The Local Coordination Committees network also reported clashes during the day near the cities of Daraa, in the south, and Homs, in the north, that killed 20 people; Abdulrahman put the toll at 17, with seven civilians, five armed rebels and five soldiers killed. The numbers could not be independently verified because Syria restricts access for journalists.
On Tuesday, the joint U.N.-Arab League envoy to Syria, Kofi Annan, said President Bashar al-Assad’s government had agreed to a six-point plan to halt the fighting between protesters and security forces, which have been facing down an uprising for more than a year.
The plan calls for Syria’s military to withdraw from cities and cease operations that, according to estimates of the United Nations, have killed about 9,000 people. Ban, speaking in Kuwait before traveling to Baghdad for an Arab League summit, said: “I urge President al-Assad to put commitments into immediate effect. There is no time to waste.”
The U.N. human rights chief, Navi Pillay, said in an interview with the BBC this week that Syrian forces have been targeting children for arrest and torture.
“They’ve gone for the children — for whatever purposes — in large numbers. Hundreds detained and tortured,” she said. “Children shot in the knees, held together with adults in really inhumane conditions, denied medical treatment for their injuries, either held as hostages or as sources of information.”
Pillay said she thinks there is enough evidence for the case to be referred to the International Criminal Court.
Russia, which has backed Assad despite international condemnation of his regime’s crackdown on dissent, urged the Syrian opposition in a Foreign Ministry statement on Twitter to endorse Annan’s plan and engage in negotiations.
Also Wednesday, Arab League foreign ministers meeting in Baghdad agreed to endorse the plan but made it clear that no new measures on Syria would emerge from the summit to be held Thursday.
Rather, the league appears to be retreating from its tough stance against Assad earlier in the year and its call for him to cede authority to his vice president.
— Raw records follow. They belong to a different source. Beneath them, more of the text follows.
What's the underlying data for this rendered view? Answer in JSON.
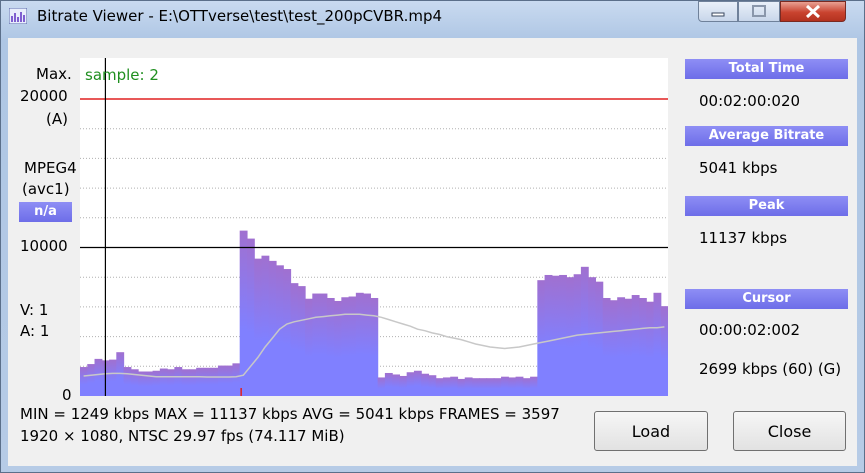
{
  "window": {
    "title": "Bitrate Viewer - E:\\OTTverse\\test\\test_200pCVBR.mp4"
  },
  "left_axis": {
    "max_label": "Max.",
    "max_value": "20000",
    "max_mode": "(A)",
    "codec": "MPEG4",
    "codec_tag": "(avc1)",
    "na_badge": "n/a",
    "mid_value": "10000",
    "v_label": "V:  1",
    "a_label": "A:  1",
    "zero": "0"
  },
  "chart": {
    "sample_label": "sample: 2"
  },
  "chart_data": {
    "type": "bar",
    "ylim": [
      0,
      20000
    ],
    "max_line": 20000,
    "gridline_mid": 10000,
    "grid": true,
    "cursor_index": 3,
    "red_marker_index": 22,
    "values": [
      1950,
      2150,
      2500,
      2400,
      2450,
      2950,
      1950,
      1800,
      1650,
      1650,
      1700,
      1850,
      1800,
      1950,
      1800,
      1800,
      1900,
      1900,
      1900,
      2050,
      2050,
      2200,
      11137,
      10600,
      9250,
      9450,
      9100,
      8800,
      8550,
      7600,
      7400,
      6550,
      6900,
      6900,
      6600,
      6400,
      6650,
      6700,
      6950,
      6900,
      6600,
      1249,
      1550,
      1450,
      1350,
      1600,
      1700,
      1500,
      1400,
      1200,
      1250,
      1300,
      1150,
      1250,
      1200,
      1200,
      1200,
      1200,
      1300,
      1250,
      1300,
      1200,
      1300,
      7800,
      8150,
      8100,
      8150,
      8000,
      8200,
      8700,
      8000,
      7700,
      6600,
      6450,
      6650,
      6550,
      6800,
      6600,
      6350,
      6950,
      6050
    ],
    "avg_curve": [
      1350,
      1400,
      1450,
      1500,
      1520,
      1520,
      1500,
      1450,
      1400,
      1350,
      1300,
      1300,
      1300,
      1300,
      1300,
      1300,
      1300,
      1280,
      1280,
      1280,
      1280,
      1300,
      1400,
      2000,
      2600,
      3300,
      3900,
      4500,
      4850,
      5000,
      5100,
      5200,
      5300,
      5350,
      5400,
      5450,
      5500,
      5500,
      5500,
      5450,
      5400,
      5300,
      5150,
      5000,
      4850,
      4700,
      4500,
      4400,
      4250,
      4150,
      4000,
      3900,
      3800,
      3650,
      3500,
      3400,
      3300,
      3250,
      3200,
      3250,
      3300,
      3400,
      3500,
      3600,
      3700,
      3800,
      3900,
      4000,
      4100,
      4150,
      4200,
      4250,
      4300,
      4350,
      4400,
      4450,
      4500,
      4550,
      4600,
      4600,
      4650
    ]
  },
  "side": {
    "total_time_label": "Total Time",
    "total_time": "00:02:00:020",
    "avg_bitrate_label": "Average Bitrate",
    "avg_bitrate": "5041 kbps",
    "peak_label": "Peak",
    "peak": "11137 kbps",
    "cursor_label": "Cursor",
    "cursor_time": "00:00:02:002",
    "cursor_value": "2699 kbps (60)    (G)"
  },
  "stats": {
    "line1": "MIN = 1249 kbps  MAX = 11137 kbps  AVG = 5041 kbps  FRAMES = 3597",
    "line2": "1920 × 1080, NTSC 29.97 fps        (74.117 MiB)"
  },
  "buttons": {
    "load": "Load",
    "close": "Close"
  },
  "colors": {
    "bar": "#8080ff",
    "bar_top": "#a070d0",
    "max_line": "#e02020",
    "sample_text": "#1f8f1f"
  }
}
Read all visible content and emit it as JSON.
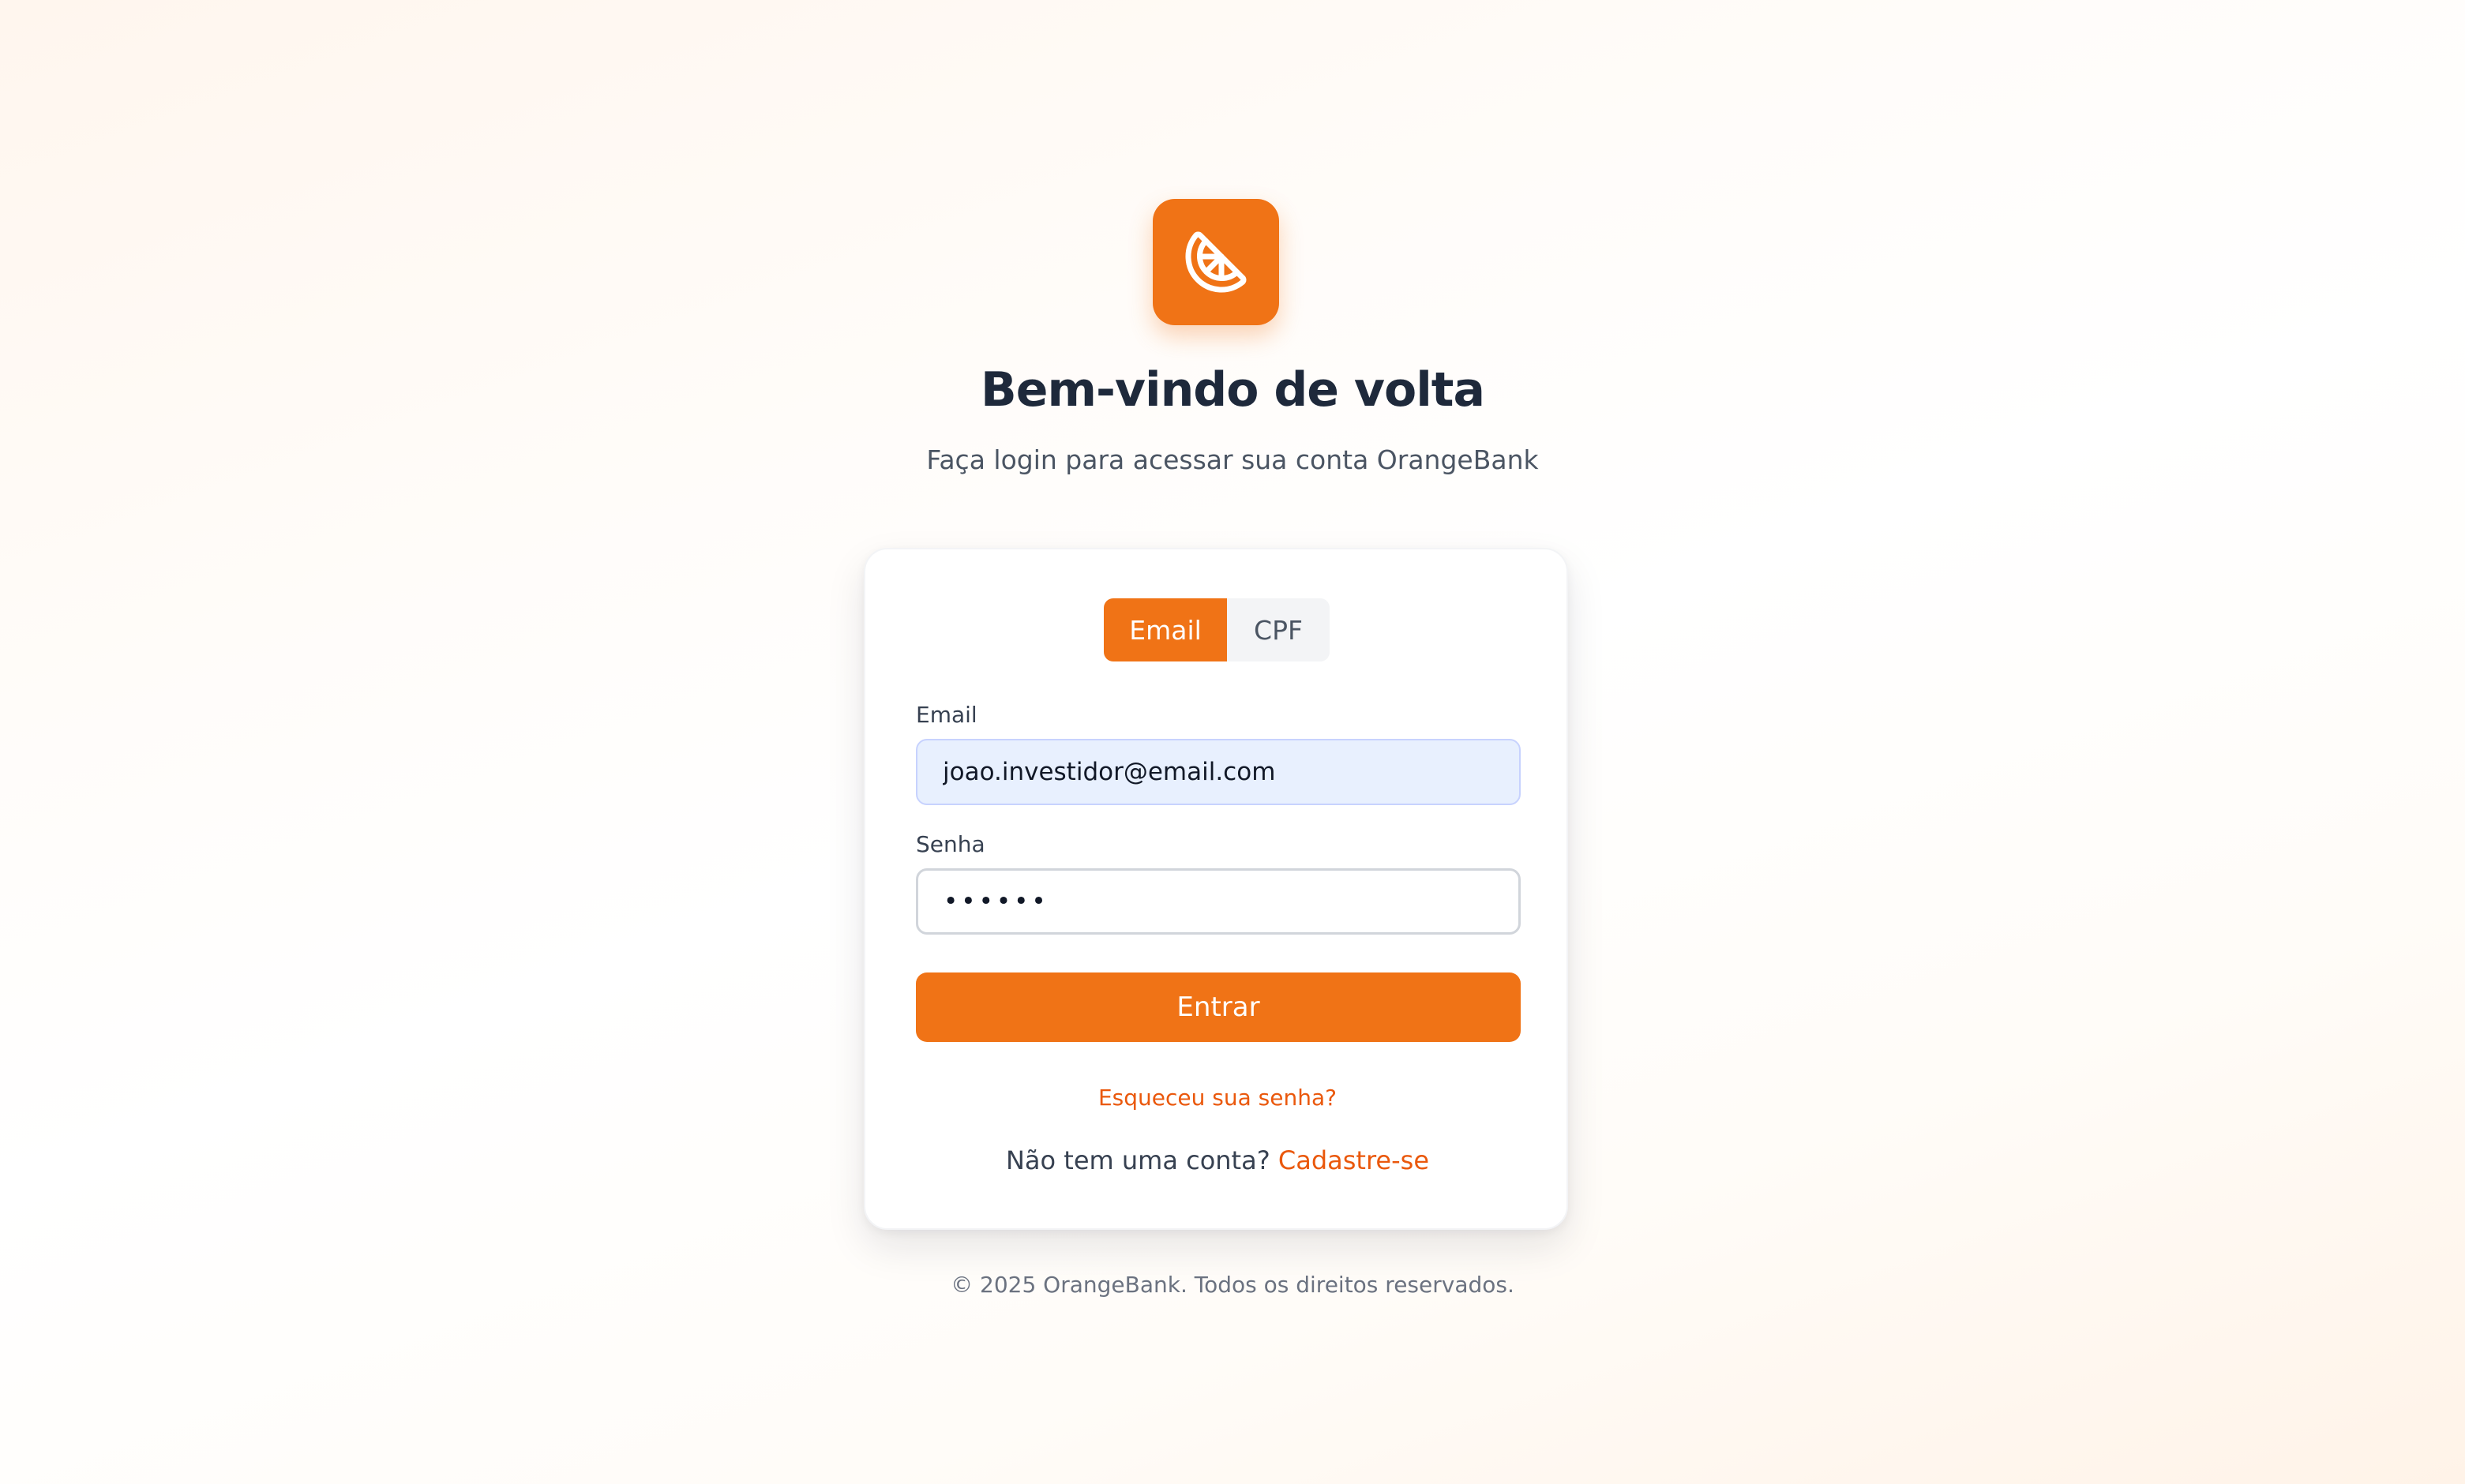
{
  "brand": {
    "logo_icon": "citrus-slice-icon",
    "accent_color": "#f07316",
    "link_color": "#ea580c"
  },
  "header": {
    "title": "Bem-vindo de volta",
    "subtitle": "Faça login para acessar sua conta OrangeBank"
  },
  "login_form": {
    "tabs": [
      {
        "label": "Email",
        "selected": true
      },
      {
        "label": "CPF",
        "selected": false
      }
    ],
    "email_label": "Email",
    "email_value": "joao.investidor@email.com",
    "password_label": "Senha",
    "password_value": "••••••",
    "submit_label": "Entrar",
    "forgot_password_link": "Esqueceu sua senha?",
    "signup_prompt": "Não tem uma conta?",
    "signup_link": "Cadastre-se"
  },
  "footer": {
    "copyright": "© 2025 OrangeBank. Todos os direitos reservados."
  }
}
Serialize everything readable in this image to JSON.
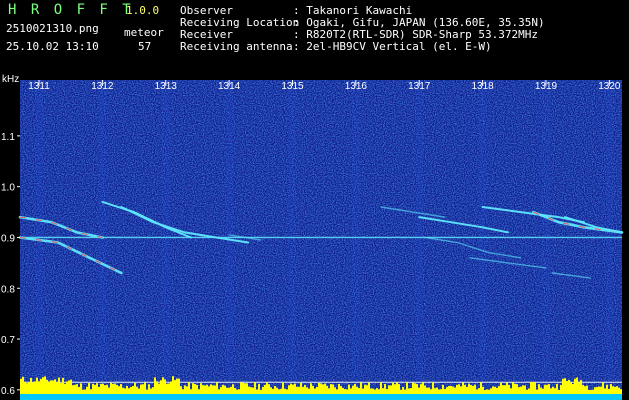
{
  "header": {
    "app_name": "H R O F F T",
    "version": "1.0.0",
    "filename": "2510021310.png",
    "datetime": "25.10.02 13:10",
    "meteor_label": "meteor",
    "meteor_count": "57",
    "info": [
      {
        "label": "Observer",
        "value": ": Takanori Kawachi"
      },
      {
        "label": "Receiving Location",
        "value": ": Ogaki, Gifu, JAPAN (136.60E, 35.35N)"
      },
      {
        "label": "Receiver",
        "value": ": R820T2(RTL-SDR) SDR-Sharp 53.372MHz"
      },
      {
        "label": "Receiving antenna",
        "value": ": 2el-HB9CV Vertical (el. E-W)"
      }
    ]
  },
  "colors": {
    "background": "#000000",
    "text": "#ffffff",
    "title": "#7dff7d",
    "accent": "#ffff66",
    "noise_base": "#0b1a8a",
    "echo": "#5fe8ff",
    "echo_hot": "#ff4040",
    "level_bar": "#ffff00",
    "level_base": "#00c8ff"
  },
  "chart_data": {
    "type": "heatmap",
    "title": "",
    "xlabel": "",
    "ylabel": "kHz",
    "x_ticks": [
      "1311",
      "1312",
      "1313",
      "1314",
      "1315",
      "1316",
      "1317",
      "1318",
      "1319",
      "1320"
    ],
    "x_range": [
      1310.7,
      1320.2
    ],
    "y_ticks": [
      "1.1",
      "1.0",
      "0.9",
      "0.8",
      "0.7",
      "0.6"
    ],
    "ylim": [
      0.58,
      1.21
    ],
    "carrier_khz": 0.9,
    "echoes": [
      {
        "x": [
          1310.7,
          1311.2,
          1311.6,
          1312.0
        ],
        "y": [
          0.94,
          0.93,
          0.91,
          0.9
        ],
        "strength": "strong"
      },
      {
        "x": [
          1310.7,
          1311.3,
          1311.8,
          1312.3
        ],
        "y": [
          0.9,
          0.89,
          0.86,
          0.83
        ],
        "strength": "strong"
      },
      {
        "x": [
          1312.0,
          1312.5,
          1313.0,
          1313.4
        ],
        "y": [
          0.97,
          0.95,
          0.92,
          0.9
        ],
        "strength": "medium"
      },
      {
        "x": [
          1312.3,
          1312.8,
          1313.3,
          1313.8,
          1314.3
        ],
        "y": [
          0.96,
          0.93,
          0.91,
          0.9,
          0.89
        ],
        "strength": "medium"
      },
      {
        "x": [
          1314.0,
          1314.5
        ],
        "y": [
          0.905,
          0.895
        ],
        "strength": "weak"
      },
      {
        "x": [
          1316.4,
          1316.9,
          1317.4
        ],
        "y": [
          0.96,
          0.95,
          0.94
        ],
        "strength": "weak"
      },
      {
        "x": [
          1317.0,
          1317.5,
          1318.0,
          1318.4
        ],
        "y": [
          0.94,
          0.93,
          0.92,
          0.91
        ],
        "strength": "medium"
      },
      {
        "x": [
          1317.1,
          1317.6,
          1318.1,
          1318.6
        ],
        "y": [
          0.9,
          0.89,
          0.87,
          0.86
        ],
        "strength": "weak"
      },
      {
        "x": [
          1318.0,
          1318.6,
          1319.2,
          1319.6
        ],
        "y": [
          0.96,
          0.95,
          0.94,
          0.93
        ],
        "strength": "medium"
      },
      {
        "x": [
          1318.8,
          1319.2,
          1319.6,
          1320.2
        ],
        "y": [
          0.95,
          0.93,
          0.92,
          0.91
        ],
        "strength": "strong"
      },
      {
        "x": [
          1319.3,
          1319.8,
          1320.2
        ],
        "y": [
          0.94,
          0.92,
          0.91
        ],
        "strength": "medium"
      },
      {
        "x": [
          1317.8,
          1318.4,
          1319.0
        ],
        "y": [
          0.86,
          0.85,
          0.84
        ],
        "strength": "weak"
      },
      {
        "x": [
          1319.1,
          1319.7
        ],
        "y": [
          0.83,
          0.82
        ],
        "strength": "weak"
      }
    ],
    "level_meter": {
      "min_kHz": 0.58,
      "threshold_kHz": 0.615
    }
  }
}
That proposal failed to win international support as Russia and China vetoed a U.N. Security Council resolution endorsing it, and Arab states are themselves divided over how to deal with the crisis.
Iraqi Foreign Minister Hoshyar Zebari said at a news conference that although the summit would urge Syria to implement Annan’s plan, it would not suggest ways of doing so. “We don’t have any new initiative with respect to Syria,” he said.
Syrian Foreign Ministry spokesman Jihad Makdissi said officials would reject any Arab League initiative developed while Syria’s membership in the body is suspended, state media reported Wednesday. Syria was suspended last year amid its crackdown.
Bassma Kodmani, a spokeswoman for the prominent Syrian National Council opposition group, said Wednesday that she welcomed Assad’s acceptance of Annan’s plan but that until the first three points of the plan are implemented, no political process will be possible. Those points call for the appointment of a political interlocutor, an end to fighting and access for aid workers.
Kodmani, who had been attending a meeting of Syrian opposition groups in Istanbul intended to unify the divided factions, said some progress had been made. Most opposition groups, including Syria’s influential Muslim Brotherhood, had signed on to a plan to build a democratic Syria and agreed that the council represented them, she said.
But minority groups remained reluctant to back the plan, with the leaders of Syria’s substantial and downtrodden Kurdish minority calling for more explicit recognition of their rights, Kodmani said.
Correspondent Liz Sly in Baghdad contributed to this report.